Hello once again to Readers’ Questions, presented by the Ember.js Times folks with a little help from the core teams
Today we have a question by wootag43 regarding how to pitch Ember.js at your company:
What are the best way to pitch Ember.js for the company that are looking forward to break apart monolith application into API and SPA.
This week’s answer is @katiegengler. Make sure to read and comment
The best way to pitch Ember is the same way you’d pitch anything at your company. This process will be particular to the company and project. First, you’ll want to figure out who the decision makers are: who can give the go-ahead to use Ember to implement the SPA? This could be your manager, upper management, a dedicated committee, an architect, or ideally, your development team. It will likely be the same person or group that made the decision to break apart the monolith. You want to tailor your pitch to those responsible for the decision.

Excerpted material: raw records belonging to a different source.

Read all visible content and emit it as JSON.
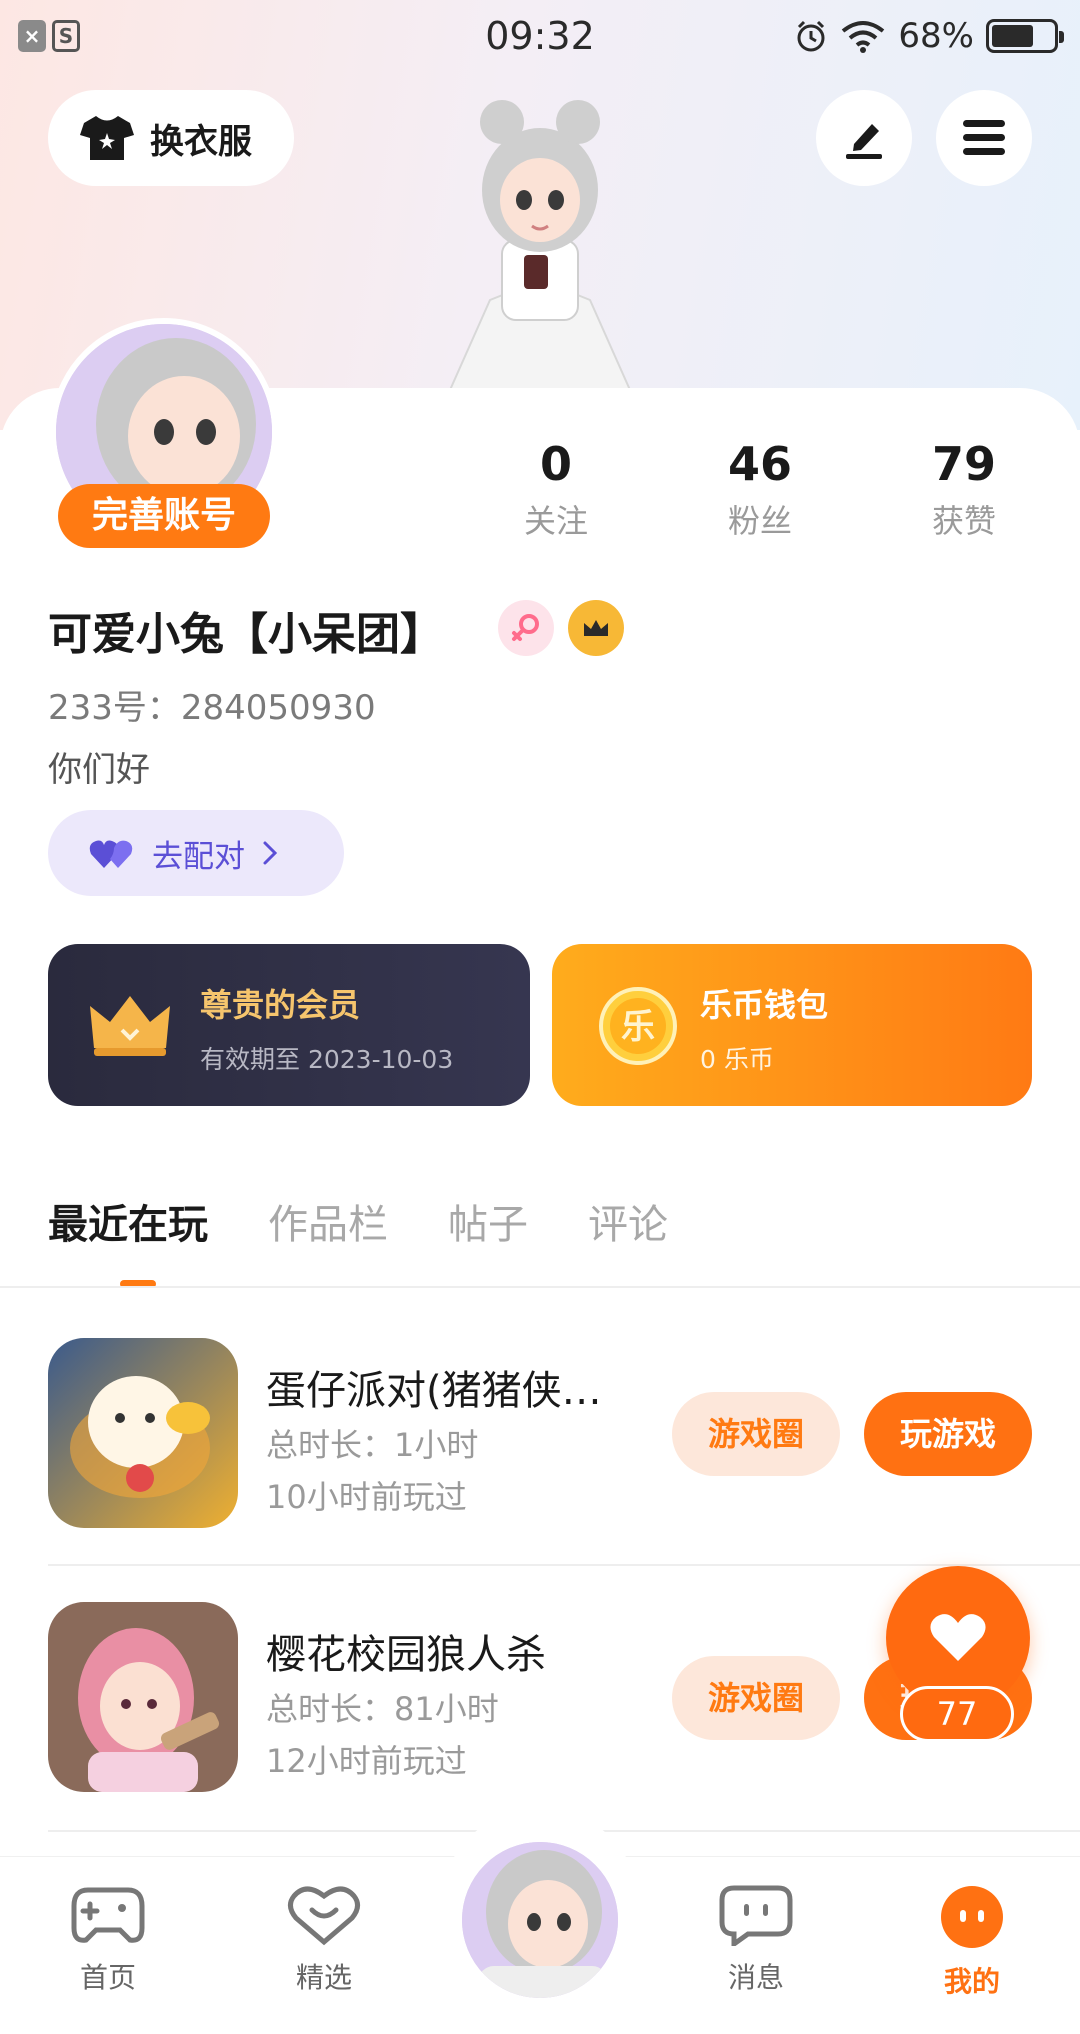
{
  "status_bar": {
    "time": "09:32",
    "battery": "68%",
    "battery_level": 0.68
  },
  "header": {
    "dress_label": "换衣服",
    "edit_icon": "pen-icon",
    "menu_icon": "menu-icon"
  },
  "profile": {
    "complete_label": "完善账号",
    "stats": [
      {
        "value": "0",
        "label": "关注"
      },
      {
        "value": "46",
        "label": "粉丝"
      },
      {
        "value": "79",
        "label": "获赞"
      }
    ],
    "nickname": "可爱小兔【小呆团】",
    "uid": "233号：284050930",
    "bio": "你们好",
    "match_label": "去配对"
  },
  "cards": {
    "vip": {
      "title": "尊贵的会员",
      "sub": "有效期至 2023-10-03"
    },
    "wallet": {
      "title": "乐币钱包",
      "sub": "0 乐币",
      "coin_char": "乐"
    }
  },
  "tabs": [
    "最近在玩",
    "作品栏",
    "帖子",
    "评论"
  ],
  "games": [
    {
      "name": "蛋仔派对(猪猪侠…",
      "duration": "总时长：1小时",
      "last": "10小时前玩过",
      "circle": "游戏圈",
      "play": "玩游戏"
    },
    {
      "name": "樱花校园狼人杀",
      "duration": "总时长：81小时",
      "last": "12小时前玩过",
      "circle": "游戏圈",
      "play": "玩游戏"
    }
  ],
  "like": {
    "count": "77"
  },
  "nav": [
    {
      "label": "首页",
      "icon": "gamepad-icon"
    },
    {
      "label": "精选",
      "icon": "heart-chat-icon"
    },
    {
      "label": "消息",
      "icon": "message-icon"
    },
    {
      "label": "我的",
      "icon": "smile-icon"
    }
  ],
  "colors": {
    "accent": "#ff7112",
    "vip_gold": "#f6c56d",
    "match_purple": "#5b4fd6"
  }
}
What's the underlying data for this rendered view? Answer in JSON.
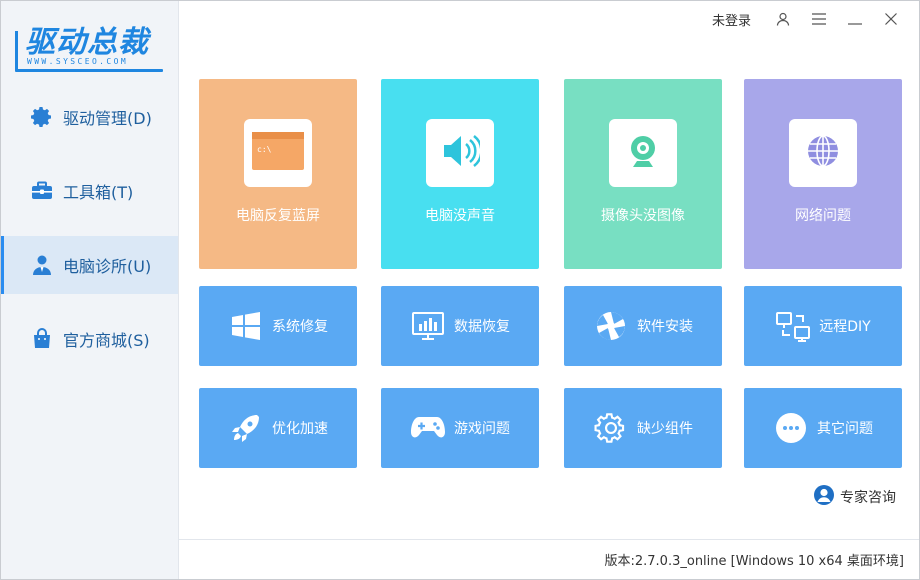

Before you start planning, consider whether you need to “pitch” at all. Don’t frame the choice of framework as a momentous decision if it wouldn’t normally be considered one. Don’t involve management if they are not normally involved in tech stack decisions. Don’t hold a team meeting and spend an hour pitching Ember if you normally decide these types of decisions over lunch.
If your team will decide
Talk to your team about what has attracted you to Ember. As fellow developers on the same project, they will likely have a similar perspective to your own. If there are competing proposals, suggest that your team come up with a rubric for evaluating options for the SPA and to gain consensus on what is important in a framework for the project. Be sure to include the relative weight of importance of those factors in the rubric. Suggest building a spike or prototype in each framework to gain some experience and fill out that rubric.
Do not attempt to hide or ignore any of Ember’s negatives. In my experience, seeming like a zealot is a quick way to get teammates that wouldn’t normally care to oppose you. Being forthright about the possible risks of using Ember will make your proposal more credible.
Are you an Ember expert? Are you involved in the community? If so, that can be a good argument in favor of using the framework because you’ll be a resource to help the team. On the flip side, if you have a team member who spends their nights and weekends working on a competing framework, you’ll likely have a tough time garnering support for Ember. But if you have Ember experience, don’t let the person who’s “heard good things about BrandNewFramework” seem to be on equal footing: make your credentials well-known (without being a braggart).
Focus on the facets of Ember that really matter to the success of your project and company. Don’t bring up less important reasons why Ember is a good (such as “Ember is perfect for our project because there’s an addon for our favorite CSS framework!”) fit unless answering a question or filling in a point in comparison to another framework.
If forces outside the team will decide
In this case, it is probably best to gain consensus on the team first, then proceed through the organization on the way to to the decision makers (this depends very much on company management structure!). Always propose to those closest to the team first, working towards the decision makers, enlisting the help of those you convince on the way to propose to those after them. Provide as much data and facts as possible, preferably in a presentation format. Be sure to give a discrete proposal to consider; “Use Ember on the Project X reboot” is better than “What framework to use for Project X reboot?”
If you’re planning to pitch Ember you probably already have a good idea about its benefits, but here are a few things you might want to bring up:
- Ember is used by large corporations such as Netflix, Heroku, LinkedIn, Sony, and others
- everything you need is included out-of-the-box (router, data layer, build tool), but there’s also the flexibility to replace pieces if needed
- there are many high-quality community-contributed/maintained addons. There are well-established solutions for common needs such as deployment, internationalization, accessibility, user interface elements, etc. (see more at emberobserver.com)
- ember-cli makes it simple to get a local development environment going
- LTS releases ensure you don’t have to constantly update Ember to get bug and security fixes
- Ember evolves without making sudden breaking changes. API changes are signaled well in advance of a major version through deprecations, with the major versions merely removing those deprecated APIs
- the ember community is active, helpful, and easy to find in the Ember Community Slack
This answer was published in Issue #35. Don’t forget to subscribe to the newsletter to get development news right in your inbox. You can also submit your own questions! You will find a link at the bottom of the newsletter.
See you in the next issue!